**Task prompt**
Whenever a line below includes the word "this", copy that line.

BEGIN The input

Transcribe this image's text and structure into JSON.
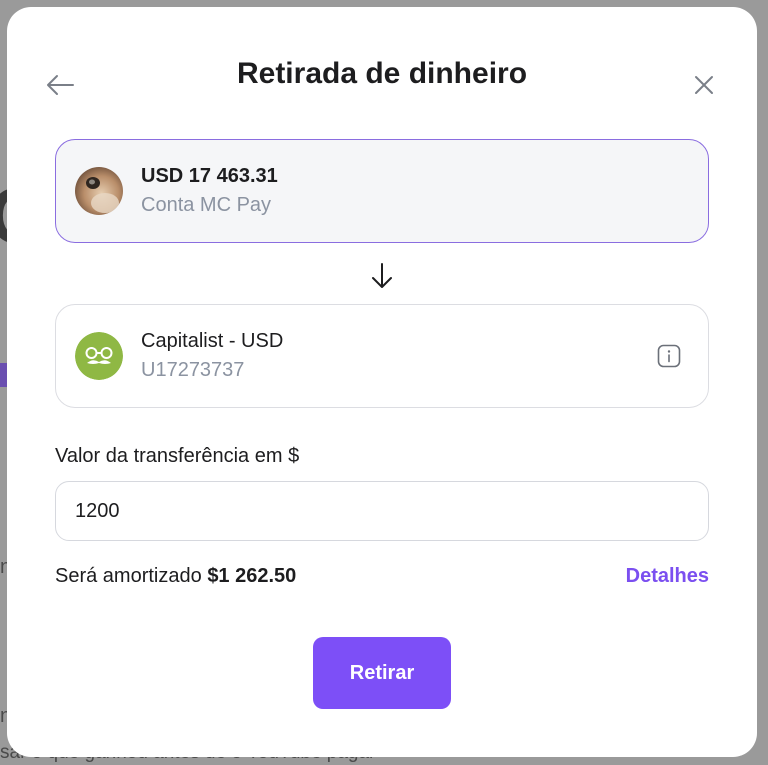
{
  "background": {
    "bottom_text": "sar o que ganhou antes de o YouTube pagar"
  },
  "modal": {
    "title": "Retirada de dinheiro",
    "back_icon": "arrow-left-icon",
    "close_icon": "close-icon"
  },
  "source": {
    "amount": "USD 17 463.31",
    "account": "Conta MC Pay",
    "avatar": "user-photo-avatar"
  },
  "destination": {
    "name": "Capitalist - USD",
    "account_id": "U17273737",
    "avatar": "capitalist-logo-icon",
    "avatar_color": "#8fb844",
    "info_icon": "info-icon"
  },
  "transfer": {
    "label": "Valor da transferência em $",
    "value": "1200"
  },
  "summary": {
    "prefix": "Será amortizado",
    "amount": "$1 262.50",
    "details_label": "Detalhes"
  },
  "submit_label": "Retirar",
  "colors": {
    "accent": "#7d4ff7",
    "link": "#7b4ff0",
    "source_border": "#8a6de0"
  }
}
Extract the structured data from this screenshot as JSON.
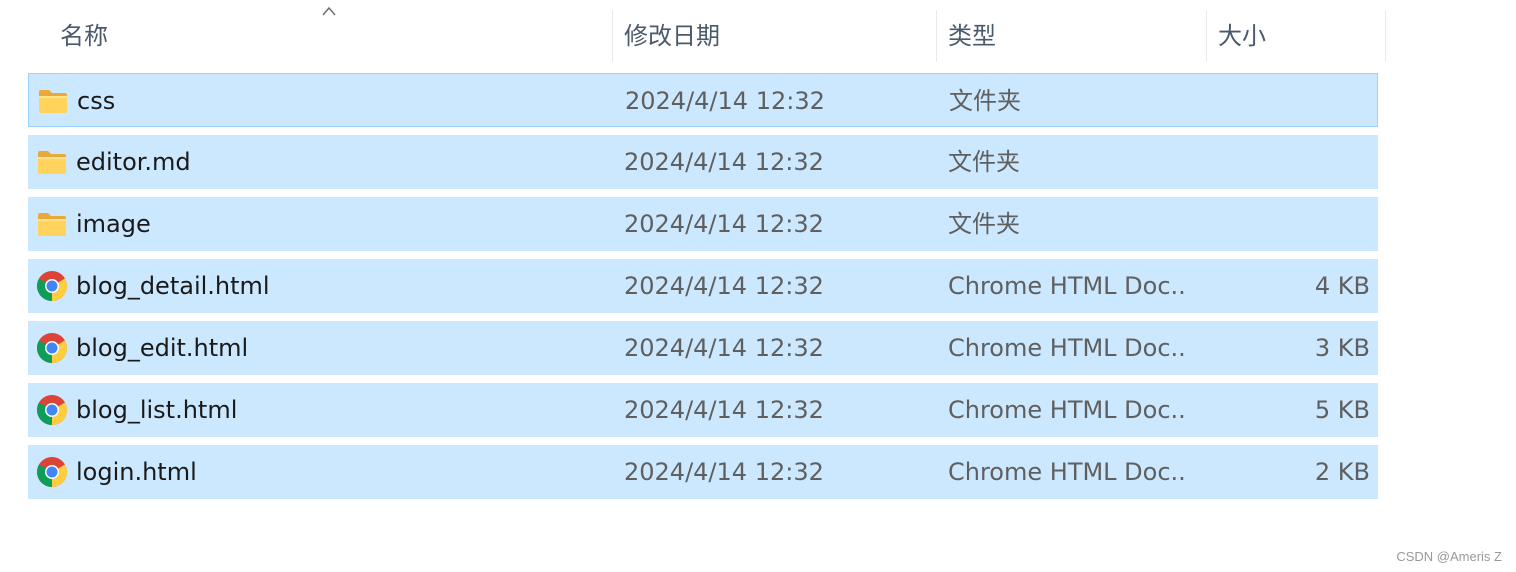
{
  "columns": {
    "name": "名称",
    "date": "修改日期",
    "type": "类型",
    "size": "大小"
  },
  "sort_indicator": "chevron-up-icon",
  "files": [
    {
      "name": "css",
      "date": "2024/4/14 12:32",
      "type": "文件夹",
      "size": "",
      "icon": "folder-icon"
    },
    {
      "name": "editor.md",
      "date": "2024/4/14 12:32",
      "type": "文件夹",
      "size": "",
      "icon": "folder-icon"
    },
    {
      "name": "image",
      "date": "2024/4/14 12:32",
      "type": "文件夹",
      "size": "",
      "icon": "folder-icon"
    },
    {
      "name": "blog_detail.html",
      "date": "2024/4/14 12:32",
      "type": "Chrome HTML Doc...",
      "size": "4 KB",
      "icon": "chrome-icon"
    },
    {
      "name": "blog_edit.html",
      "date": "2024/4/14 12:32",
      "type": "Chrome HTML Doc...",
      "size": "3 KB",
      "icon": "chrome-icon"
    },
    {
      "name": "blog_list.html",
      "date": "2024/4/14 12:32",
      "type": "Chrome HTML Doc...",
      "size": "5 KB",
      "icon": "chrome-icon"
    },
    {
      "name": "login.html",
      "date": "2024/4/14 12:32",
      "type": "Chrome HTML Doc...",
      "size": "2 KB",
      "icon": "chrome-icon"
    }
  ],
  "colors": {
    "selection": "#cce8ff",
    "selection_border": "#99d1ff",
    "header_text": "#4a5a6c"
  },
  "watermark": "CSDN @Ameris Z"
}
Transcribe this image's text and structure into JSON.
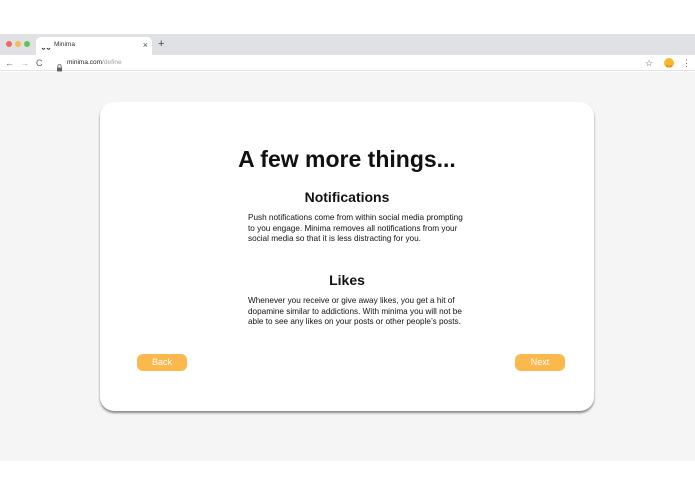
{
  "browser": {
    "tab": {
      "title": "Minima",
      "close_glyph": "×"
    },
    "new_tab_glyph": "+",
    "nav": {
      "back_glyph": "←",
      "forward_glyph": "→",
      "reload_glyph": "C"
    },
    "url": {
      "host": "minima.com",
      "path": "/define"
    },
    "icons": [
      "minima-favicon-icon",
      "lock-icon",
      "star-icon",
      "extension-avatar-icon",
      "menu-icon"
    ],
    "star_glyph": "☆",
    "menu_glyph": "⋮"
  },
  "page": {
    "title": "A few more things...",
    "sections": [
      {
        "heading": "Notifications",
        "body": "Push notifications come from within social media prompting to you engage. Minima removes all notifications from your social media so that it is less distracting for you."
      },
      {
        "heading": "Likes",
        "body": "Whenever you receive or give away likes, you get a hit of dopamine similar to addictions. With minima you will not be able to see any likes on your posts or other people’s posts."
      }
    ],
    "buttons": {
      "back": "Back",
      "next": "Next"
    }
  },
  "colors": {
    "accent": "#fab84d",
    "page_background": "#f5f5f5",
    "card_background": "#ffffff",
    "tab_strip": "#dfe1e5"
  }
}
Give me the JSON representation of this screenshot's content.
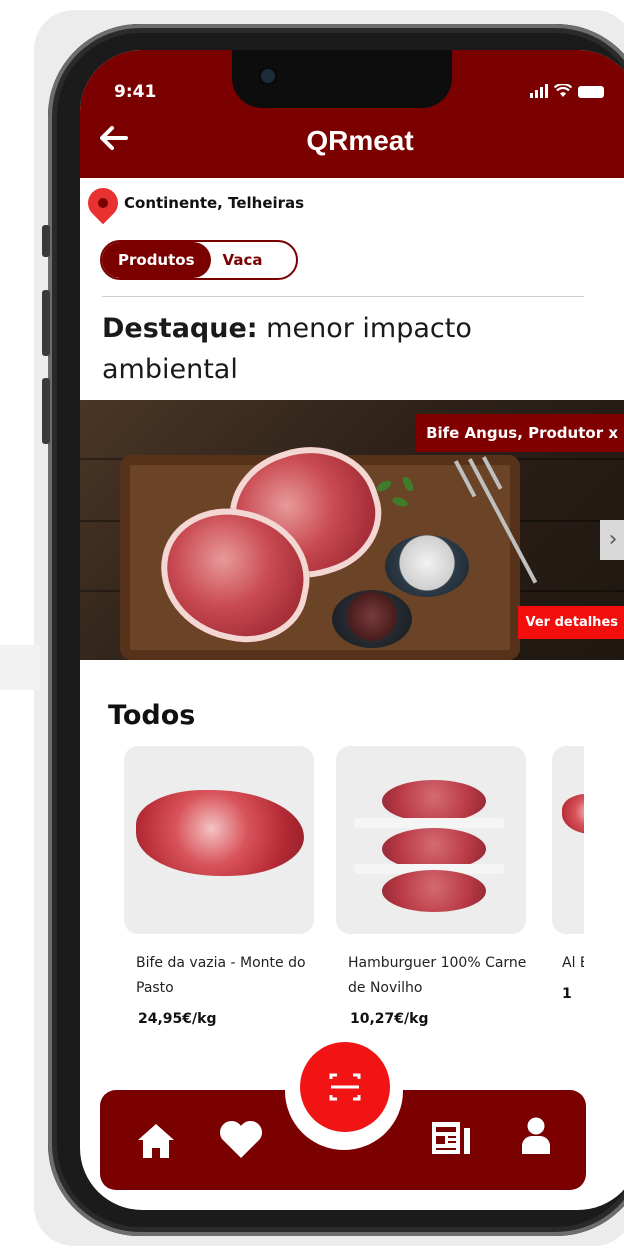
{
  "status_bar": {
    "time": "9:41"
  },
  "header": {
    "back_icon": "arrow-left-icon",
    "title": "QRmeat"
  },
  "location": {
    "icon": "map-pin-icon",
    "text": "Continente, Telheiras"
  },
  "breadcrumb": {
    "active": "Produtos",
    "current": "Vaca"
  },
  "featured": {
    "title_bold": "Destaque:",
    "title_rest": " menor impacto ambiental",
    "tag": "Bife Angus, Produtor x",
    "details_button": "Ver detalhes",
    "next_icon": "chevron-right-icon"
  },
  "all_products": {
    "title": "Todos",
    "items": [
      {
        "name": "Bife da vazia - Monte do Pasto",
        "price": "24,95€/kg"
      },
      {
        "name": "Hamburguer 100% Carne de Novilho",
        "price": "10,27€/kg"
      },
      {
        "name": "Al Bo",
        "price": "1"
      }
    ]
  },
  "bottom_nav": {
    "items": [
      "home-icon",
      "heart-icon",
      "scan-icon",
      "news-icon",
      "user-icon"
    ]
  },
  "colors": {
    "primary": "#7b0000",
    "accent": "#f21414"
  }
}
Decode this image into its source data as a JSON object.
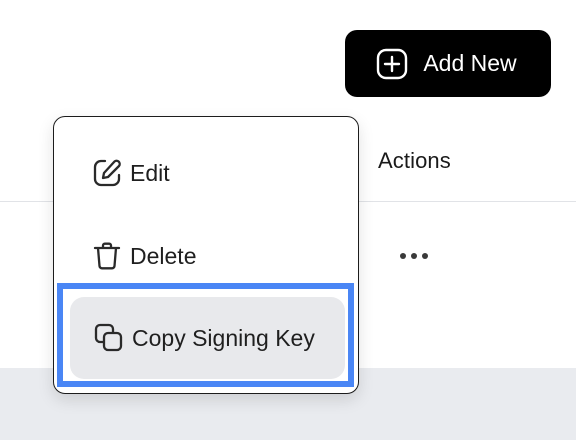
{
  "toolbar": {
    "add_new_label": "Add New",
    "add_new_icon": "plus-circle-icon"
  },
  "table": {
    "actions_header": "Actions",
    "row_actions_icon": "more-horizontal-icon"
  },
  "dropdown": {
    "items": [
      {
        "label": "Edit",
        "icon": "edit-icon"
      },
      {
        "label": "Delete",
        "icon": "trash-icon"
      },
      {
        "label": "Copy Signing Key",
        "icon": "copy-icon",
        "highlighted": true
      }
    ]
  },
  "colors": {
    "primary_button_bg": "#000000",
    "highlight_border": "#4a86f5",
    "hover_bg": "#e8e9ec"
  }
}
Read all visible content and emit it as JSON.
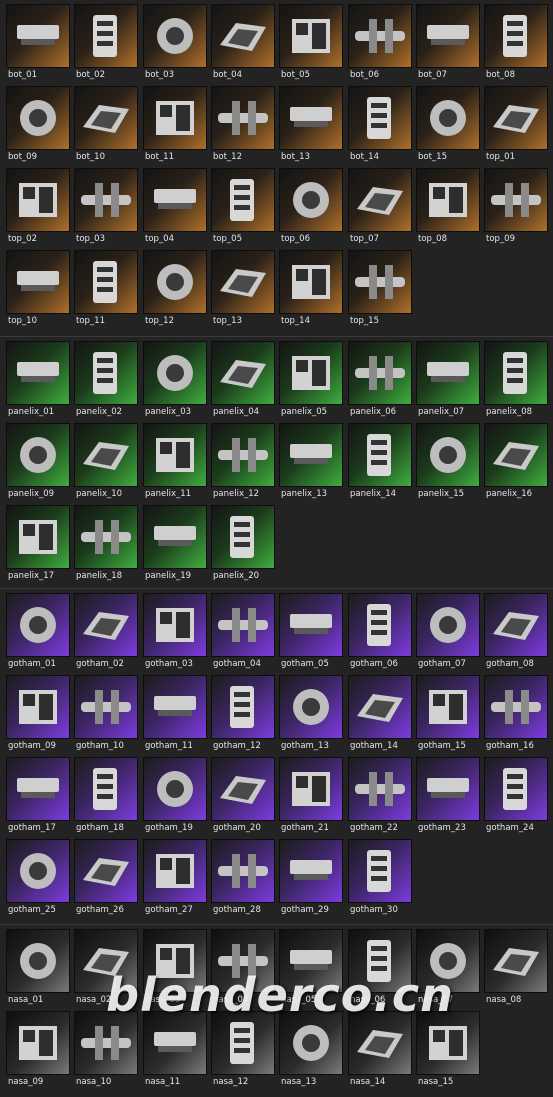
{
  "browser": {
    "sections": [
      {
        "key": "bot",
        "accent": "#b0702a",
        "items": [
          "bot_01",
          "bot_02",
          "bot_03",
          "bot_04",
          "bot_05",
          "bot_06",
          "bot_07",
          "bot_08",
          "bot_09",
          "bot_10",
          "bot_11",
          "bot_12",
          "bot_13",
          "bot_14",
          "bot_15",
          "top_01",
          "top_02",
          "top_03",
          "top_04",
          "top_05",
          "top_06",
          "top_07",
          "top_08",
          "top_09",
          "top_10",
          "top_11",
          "top_12",
          "top_13",
          "top_14",
          "top_15"
        ]
      },
      {
        "key": "pan",
        "accent": "#3fae3f",
        "items": [
          "panelix_01",
          "panelix_02",
          "panelix_03",
          "panelix_04",
          "panelix_05",
          "panelix_06",
          "panelix_07",
          "panelix_08",
          "panelix_09",
          "panelix_10",
          "panelix_11",
          "panelix_12",
          "panelix_13",
          "panelix_14",
          "panelix_15",
          "panelix_16",
          "panelix_17",
          "panelix_18",
          "panelix_19",
          "panelix_20"
        ]
      },
      {
        "key": "got",
        "accent": "#7e3be0",
        "items": [
          "gotham_01",
          "gotham_02",
          "gotham_03",
          "gotham_04",
          "gotham_05",
          "gotham_06",
          "gotham_07",
          "gotham_08",
          "gotham_09",
          "gotham_10",
          "gotham_11",
          "gotham_12",
          "gotham_13",
          "gotham_14",
          "gotham_15",
          "gotham_16",
          "gotham_17",
          "gotham_18",
          "gotham_19",
          "gotham_20",
          "gotham_21",
          "gotham_22",
          "gotham_23",
          "gotham_24",
          "gotham_25",
          "gotham_26",
          "gotham_27",
          "gotham_28",
          "gotham_29",
          "gotham_30"
        ]
      },
      {
        "key": "nas",
        "accent": "#7a7a7a",
        "items": [
          "nasa_01",
          "nasa_02",
          "nasa_03",
          "nasa_04",
          "nasa_05",
          "nasa_06",
          "nasa_07",
          "nasa_08",
          "nasa_09",
          "nasa_10",
          "nasa_11",
          "nasa_12",
          "nasa_13",
          "nasa_14",
          "nasa_15"
        ]
      }
    ]
  },
  "watermark": "blenderco.cn"
}
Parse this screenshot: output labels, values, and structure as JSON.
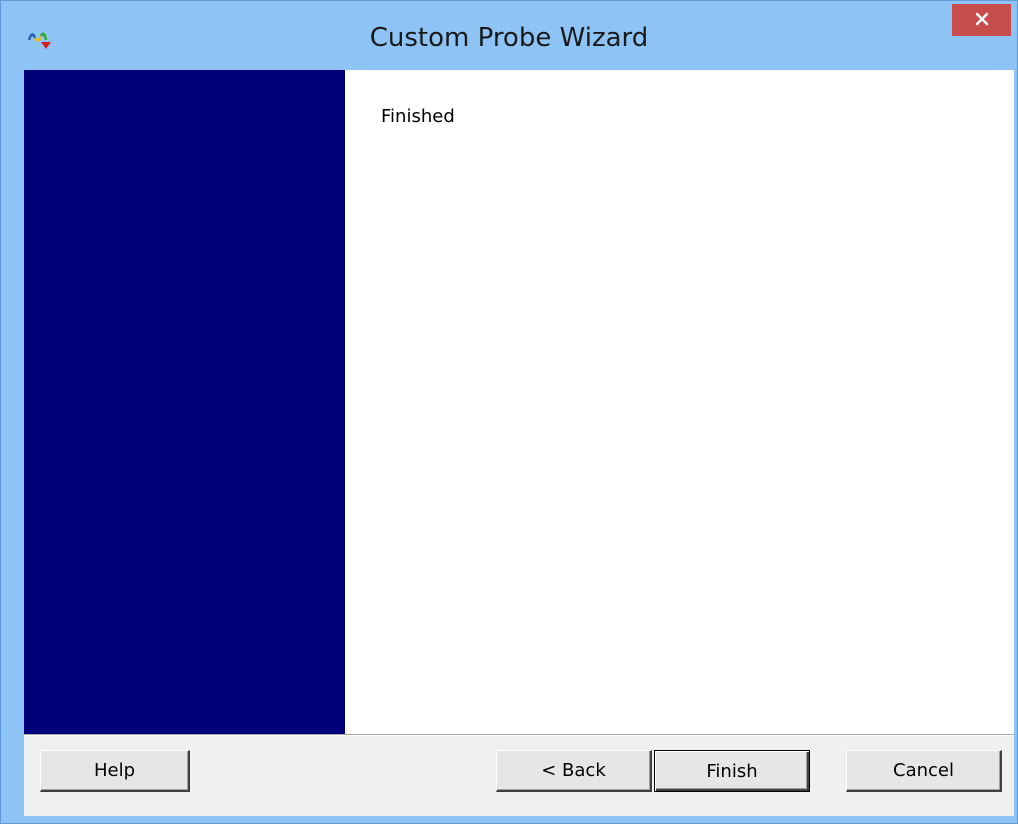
{
  "window": {
    "title": "Custom Probe Wizard",
    "close_label": "✕"
  },
  "icons": {
    "app": "probe-waveform-icon",
    "close": "close-icon"
  },
  "content": {
    "heading": "Finished"
  },
  "buttons": {
    "help": "Help",
    "back": "< Back",
    "finish": "Finish",
    "cancel": "Cancel"
  },
  "colors": {
    "titlebar": "#8ec3f5",
    "side_panel": "#00007b",
    "close_button": "#c74d4d",
    "content_bg": "#ffffff",
    "button_bar": "#f0f0f0"
  }
}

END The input

**Response to the exercise**
Transcribe this image's text and structure into JSON.
Extract the structured data from this screenshot as JSON.
Transcribe this image's text and structure into JSON.
Give me the JSON representation of this screenshot's content.
Decode this image into its source data as a JSON object.
Parse this screenshot: output labels, values, and structure as JSON.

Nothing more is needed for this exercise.